For that money, you get a gorgeous looking device - my review N9 is black, with a smooth polycarbonate body and a slightly curved 3.9"screen. There are only two buttons, a volume rocker and the power one.
Apart from that and SIM slot plus USB connector covers, nothing sticks out or opens up. You can't get to the battery, and there's no way of adding more memory through an SD card, although the N9 has an ample 16GB of storage.
The touch screen is a standout, with 480 x 854 pixel resolution, scratch-resistant "gorilla glass" and ClearBlack display which is glued to the glass itself.
Although the resolution is slightly lower than for the iPhone 4 and 4S, the screen on the N9 compares well to Apple's offering. It's bright and viewable in sunny daylight, has great colours and is responsive too as you poke at it with your finger.
MeeGo and its associated components provide a clean, modern interface that's up there with Apple's efforts. The N9 is easy to use, simpler than the Symbian^3-based N8 with its multiple screens and convoluted text input.
A single-core 1GHz processor is only so and so in 2011, but the N9 operating system seems happy with that and 1GB memory. The phone doesn't lag as switch between apps and features by swiping up, down and sideways and the operating system multi-tasks effortlessly. Compared to most Android phones and the first-generation Windows Phone 7 ones, the N9 is heaps better (and, it does copy-and-paste too).
Nokia loaded the N9 with many useful apps, including a full complement of social media ones. Twitter, Facebook, Google Chat, Nokia Maps, YouTube, document editing, are all on the phone as you buy it, and they work well too.
The browser on the N9 copes well with today's web, but the email client is only average, unfortunately. Yes, Angry Birds has been ported to the N9 too.

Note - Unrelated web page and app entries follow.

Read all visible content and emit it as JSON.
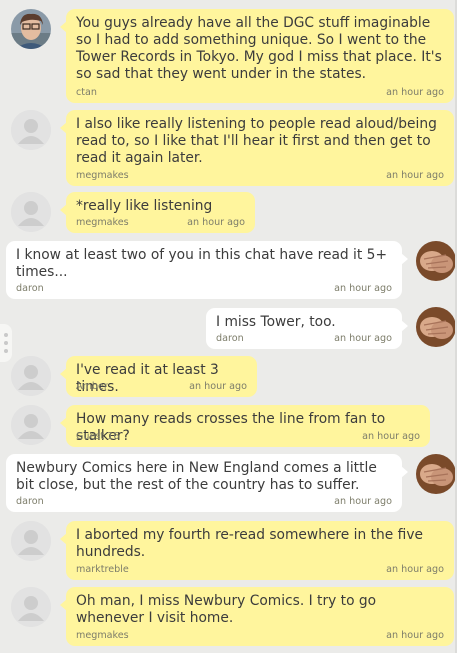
{
  "messages": [
    {
      "user": "ctan",
      "time": "an hour ago",
      "text": "You guys already have all the DGC stuff imaginable so I had to add something unique. So I went to the Tower Records in Tokyo. My god I miss that place. It's so sad that they went under in the states.",
      "avatar": "photo-woman",
      "side": "left"
    },
    {
      "user": "megmakes",
      "time": "an hour ago",
      "text": "I also like really listening to people read aloud/being read to, so I like that I'll hear it first and then get to read it again later.",
      "avatar": "default",
      "side": "left"
    },
    {
      "user": "megmakes",
      "time": "an hour ago",
      "text": "*really like listening",
      "avatar": "default",
      "side": "left"
    },
    {
      "user": "daron",
      "time": "an hour ago",
      "text": "I know at least two of you in this chat have read it 5+ times...",
      "avatar": "photo-hands",
      "side": "right"
    },
    {
      "user": "daron",
      "time": "an hour ago",
      "text": "I miss Tower, too.",
      "avatar": "photo-hands",
      "side": "right"
    },
    {
      "user": "Amber",
      "time": "an hour ago",
      "text": "I've read it at least 3 times.",
      "avatar": "default",
      "side": "left"
    },
    {
      "user": "Guest 16",
      "time": "an hour ago",
      "text": "How many reads crosses the line from fan to stalker?",
      "avatar": "default",
      "side": "left"
    },
    {
      "user": "daron",
      "time": "an hour ago",
      "text": "Newbury Comics here in New England comes a little bit close, but the rest of the country has to suffer.",
      "avatar": "photo-hands",
      "side": "right"
    },
    {
      "user": "marktreble",
      "time": "an hour ago",
      "text": "I aborted my fourth re-read somewhere in the five hundreds.",
      "avatar": "default",
      "side": "left"
    },
    {
      "user": "megmakes",
      "time": "an hour ago",
      "text": "Oh man, I miss Newbury Comics. I try to go whenever I visit home.",
      "avatar": "default",
      "side": "left"
    }
  ],
  "colors": {
    "own_bubble": "#fff59d",
    "other_bubble": "#ffffff",
    "background": "#ebebe9"
  }
}
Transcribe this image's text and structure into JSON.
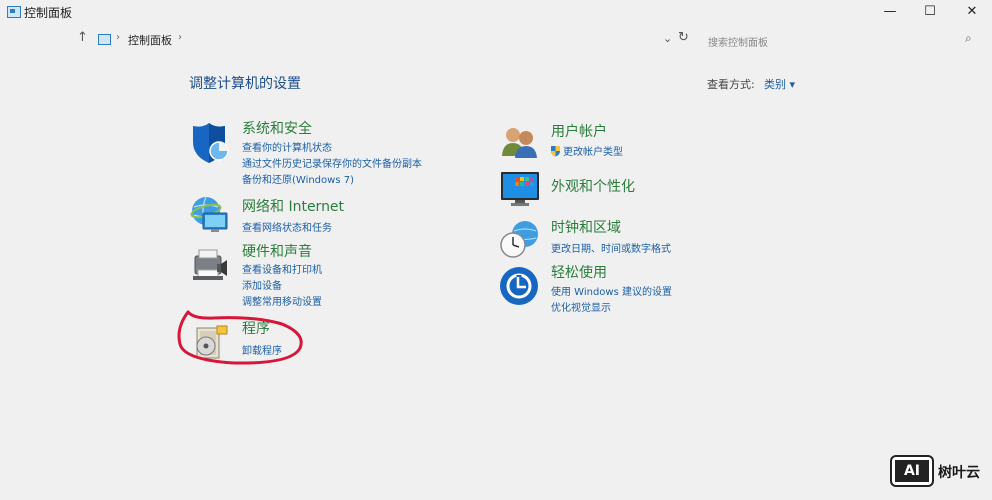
{
  "window": {
    "title": "控制面板",
    "minimize_glyph": "—",
    "maximize_glyph": "☐",
    "close_glyph": "✕"
  },
  "nav": {
    "up_glyph": "↑",
    "sep_glyph": "›",
    "breadcrumb": "控制面板",
    "dropdown_glyph": "⌄",
    "refresh_glyph": "↻",
    "search_placeholder": "搜索控制面板",
    "search_glyph": "⌕"
  },
  "main": {
    "heading": "调整计算机的设置",
    "view_by_label": "查看方式:",
    "view_by_value": "类别 ▾"
  },
  "categories": {
    "system_security": {
      "title": "系统和安全",
      "links": [
        "查看你的计算机状态",
        "通过文件历史记录保存你的文件备份副本",
        "备份和还原(Windows 7)"
      ]
    },
    "network": {
      "title": "网络和 Internet",
      "links": [
        "查看网络状态和任务"
      ]
    },
    "hardware": {
      "title": "硬件和声音",
      "links": [
        "查看设备和打印机",
        "添加设备",
        "调整常用移动设置"
      ]
    },
    "programs": {
      "title": "程序",
      "links": [
        "卸载程序"
      ]
    },
    "user_accounts": {
      "title": "用户帐户",
      "links": [
        "更改帐户类型"
      ]
    },
    "appearance": {
      "title": "外观和个性化",
      "links": []
    },
    "clock_region": {
      "title": "时钟和区域",
      "links": [
        "更改日期、时间或数字格式"
      ]
    },
    "ease": {
      "title": "轻松使用",
      "links": [
        "使用 Windows 建议的设置",
        "优化视觉显示"
      ]
    }
  },
  "watermark": {
    "logo": "AI",
    "text": "树叶云"
  },
  "colors": {
    "background": "#f0f0f0",
    "category_title": "#2a7d3c",
    "link": "#1b5fa8",
    "annotation": "#d6163a"
  }
}
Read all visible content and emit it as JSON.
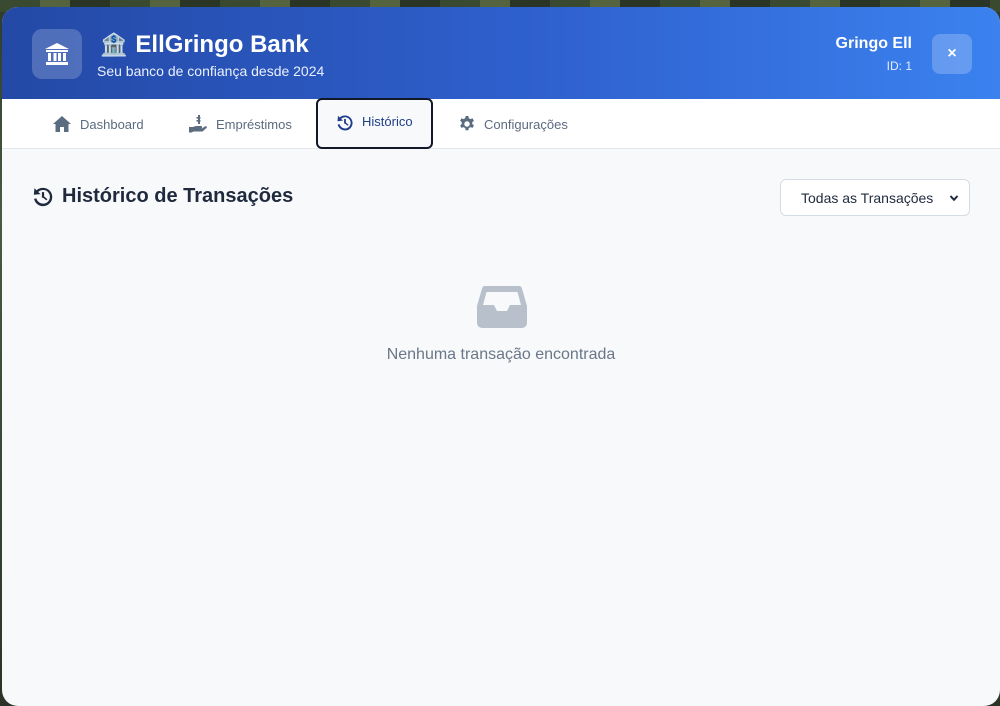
{
  "app": {
    "title": "EllGringo Bank",
    "title_emoji": "🏦",
    "subtitle": "Seu banco de confiança desde 2024"
  },
  "user": {
    "name": "Gringo Ell",
    "id_label": "ID: 1"
  },
  "header": {
    "close_label": "×",
    "gradient_start": "#2449a6",
    "gradient_end": "#3b82ef"
  },
  "tabs": [
    {
      "label": "Dashboard",
      "icon": "home-icon",
      "active": false
    },
    {
      "label": "Empréstimos",
      "icon": "hand-money-icon",
      "active": false
    },
    {
      "label": "Histórico",
      "icon": "history-icon",
      "active": true
    },
    {
      "label": "Configurações",
      "icon": "gear-icon",
      "active": false
    }
  ],
  "history": {
    "title": "Histórico de Transações",
    "filter": {
      "selected": "Todas as Transações"
    },
    "empty_message": "Nenhuma transação encontrada"
  }
}
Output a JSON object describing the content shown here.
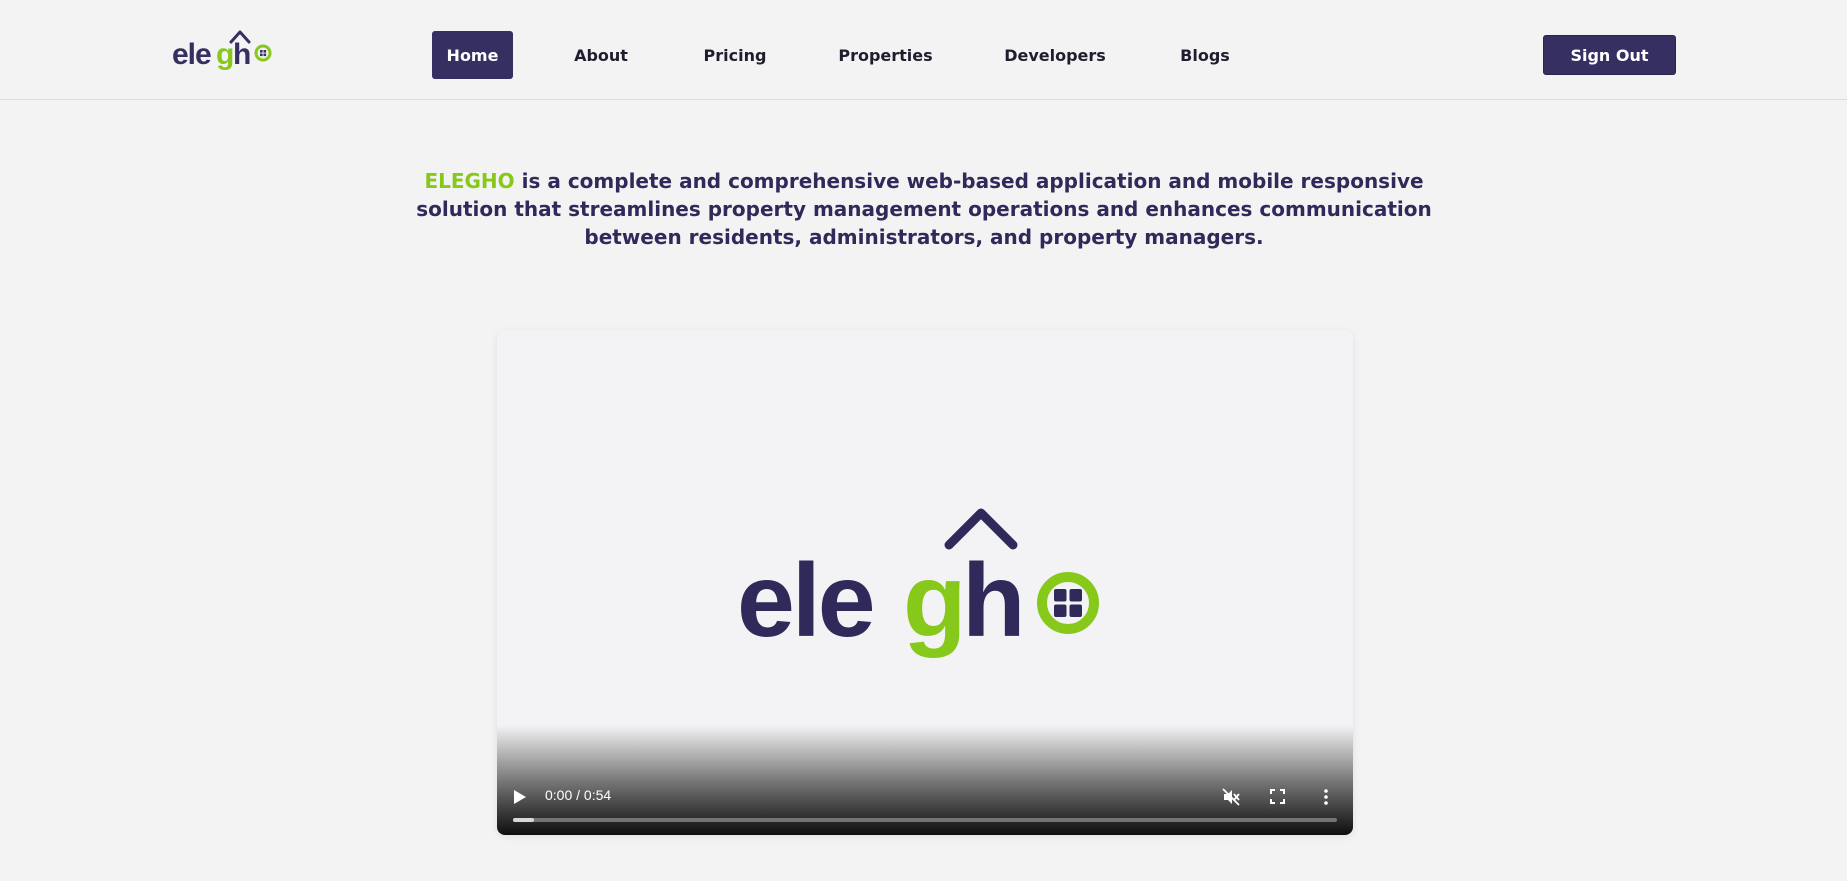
{
  "header": {
    "logo": {
      "wordmark": "elegho",
      "icon": "elegho-house-logo"
    },
    "nav": [
      {
        "label": "Home",
        "active": true
      },
      {
        "label": "About",
        "active": false
      },
      {
        "label": "Pricing",
        "active": false
      },
      {
        "label": "Properties",
        "active": false
      },
      {
        "label": "Developers",
        "active": false
      },
      {
        "label": "Blogs",
        "active": false
      }
    ],
    "signout_label": "Sign Out"
  },
  "intro": {
    "brand": "ELEGHO",
    "text": " is a complete and comprehensive web-based application and mobile responsive solution that streamlines property management operations and enhances communication between residents, administrators, and property managers."
  },
  "video": {
    "poster_logo": "elegho",
    "time_display": "0:00 / 0:54",
    "progress": 0.025,
    "icons": {
      "play": "play-icon",
      "mute": "muted-speaker-icon",
      "fullscreen": "fullscreen-icon",
      "more": "more-vertical-icon"
    }
  },
  "colors": {
    "brand_dark": "#352f62",
    "brand_green": "#86c91a",
    "background": "#f3f3f3"
  }
}
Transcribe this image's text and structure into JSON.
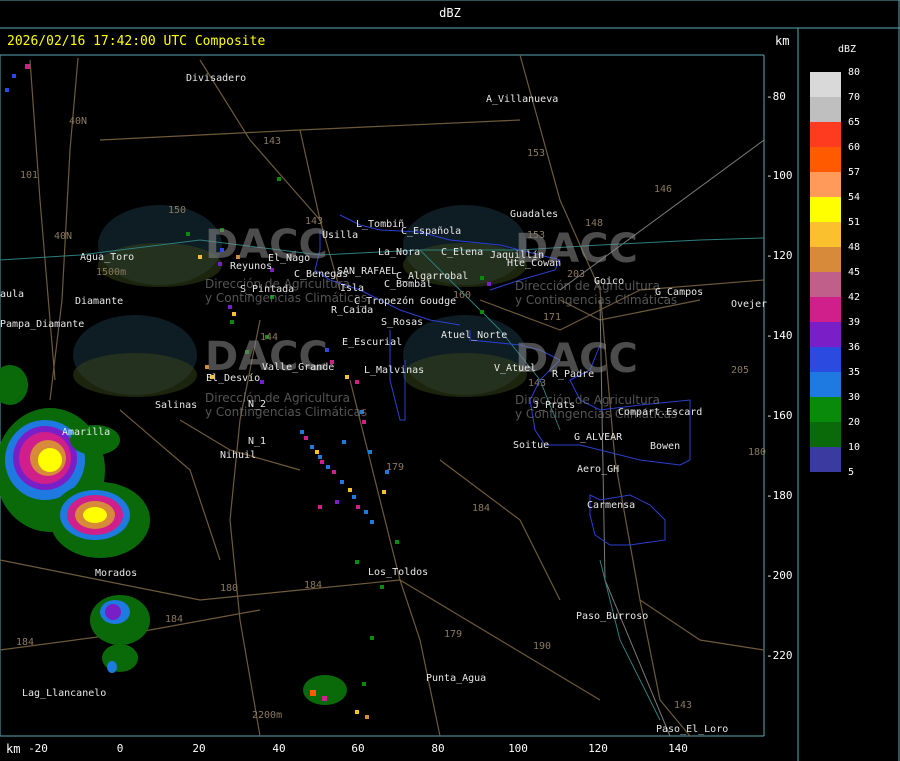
{
  "header": {
    "title": "dBZ"
  },
  "map": {
    "timestamp": "2026/02/16 17:42:00 UTC Composite",
    "unit_top": "km",
    "unit_bottom": "km",
    "y_ticks": [
      "-80",
      "-100",
      "-120",
      "-140",
      "-160",
      "-180",
      "-200",
      "-220"
    ],
    "x_ticks": [
      "-20",
      "0",
      "20",
      "40",
      "60",
      "80",
      "100",
      "120",
      "140"
    ]
  },
  "legend": {
    "title": "dBZ",
    "items": [
      {
        "label": "80",
        "color": "#d9d9d9"
      },
      {
        "label": "70",
        "color": "#bfbfbf"
      },
      {
        "label": "65",
        "color": "#ff3b1f"
      },
      {
        "label": "60",
        "color": "#ff5a00"
      },
      {
        "label": "57",
        "color": "#ff9a5a"
      },
      {
        "label": "54",
        "color": "#ffff00"
      },
      {
        "label": "51",
        "color": "#fbc02d"
      },
      {
        "label": "48",
        "color": "#d78a3a"
      },
      {
        "label": "45",
        "color": "#c0608a"
      },
      {
        "label": "42",
        "color": "#d01e8a"
      },
      {
        "label": "39",
        "color": "#7a1ec8"
      },
      {
        "label": "36",
        "color": "#2a4ae0"
      },
      {
        "label": "35",
        "color": "#1e7ae0"
      },
      {
        "label": "30",
        "color": "#0a8a0a"
      },
      {
        "label": "20",
        "color": "#0a6a0a"
      },
      {
        "label": "10",
        "color": "#3a3aa0"
      },
      {
        "label": "5",
        "color": ""
      }
    ]
  },
  "watermark": {
    "brand": "DACC",
    "subtitle_1": "Dirección de Agricultura",
    "subtitle_2": "y Contingencias Climáticas"
  },
  "places": [
    "Divisadero",
    "A_Villanueva",
    "Guadales",
    "L_Tombiñ",
    "Usilla",
    "C_Española",
    "La_Nora",
    "C_Elena",
    "Jaquillín",
    "Hte_Cowan",
    "Goico",
    "G_Campos",
    "Ovejer",
    "Agua_Toro",
    "Reyunos",
    "El_Nago",
    "C_Benegas",
    "SAN_RAFAEL",
    "C_Algarrobal",
    "S_Pintada",
    "C_Bombal",
    "Isla",
    "C_Tropezón",
    "Goudge",
    "R_Caida",
    "S_Rosas",
    "Atuel_Norte",
    "E_Escurial",
    "Valle_Grande",
    "L_Malvinas",
    "V_Atuel",
    "R_Padre",
    "El_Desvío",
    "Salinas",
    "N_2",
    "N_1",
    "Nihuil",
    "J_Prats",
    "Compart.Escard",
    "G_ALVEAR",
    "Soitue",
    "Bowen",
    "Aero_GH",
    "Carmensa",
    "Pampa_Diamante",
    "aula",
    "Morados",
    "Los_Toldos",
    "Paso_Burroso",
    "Punta_Agua",
    "Lag_Llancanelo",
    "Paso_El_Loro",
    "Amarilla",
    "Diamante"
  ],
  "roads": [
    "40N",
    "40N",
    "101",
    "143",
    "153",
    "146",
    "150",
    "143",
    "148",
    "203",
    "171",
    "144",
    "160",
    "153",
    "205",
    "143",
    "179",
    "184",
    "180",
    "184",
    "184",
    "179",
    "190",
    "143",
    "2200m",
    "1500m",
    "180",
    "184"
  ]
}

Cameras in phones are becoming very good indeed, and Nokia put an 8Mpixel device in the N9, with a fast, f/2.2 lens from German optics specialists Carl Zeiss. It takes great pictures and 720p high-definition video, but to be fair, the older Nokia N8 is slightly better.
Near Field Communications or NFC debuts with N9 too: this lets you turn Bluetooth devices on and off, and I tried it with the BH-505 wireless phones. It works fine, but until NFC becomes more common for things like tap-to-pay, info kiosks, and exchanging virtual business cards, it's more of a gimmick than a useful feature.
The N9 is indeed a "hero phone", the one that Nokia needed last year to show the world that it can design drool-worthy smartphones. Unfortunately, Nokia's switch to Microsoft's Windows Phone has hobbled the N9. It won't be sold in mega-markets such as the US, UK, Japan, and Germany which will get the Windows Phone devices instead.
Nokia says the N9 and MeeGo "will become part of our more longer-term exploratory research done in our labs" and promises to support the phone for the next few years with updates.
A peek in the app store shows not a great many programs. The synchronisation client for Windows is Spartan and buggy compared to Nokia's Ovi suite for the N8, making the N9 feel... not abandoned maybe, but in need of further attention.
As MeeGo is based on Open Source Software, it's possible that Linuxistas could step in, with existing apps. That however, might stick in the craw of Nokia's new business partner, Microsoft.
The N9 is a very nice device that offers a welcome alternative to Apple, Google and Microsoft phones. Shame then that Nokia is so ambiguous about it.
For more details:
$999 (Vodafone, handset only)
Great touch screen
Full range of features
Useful suite of apps preloaded
Poor support for desktop synchronisation
Uncertainty over future support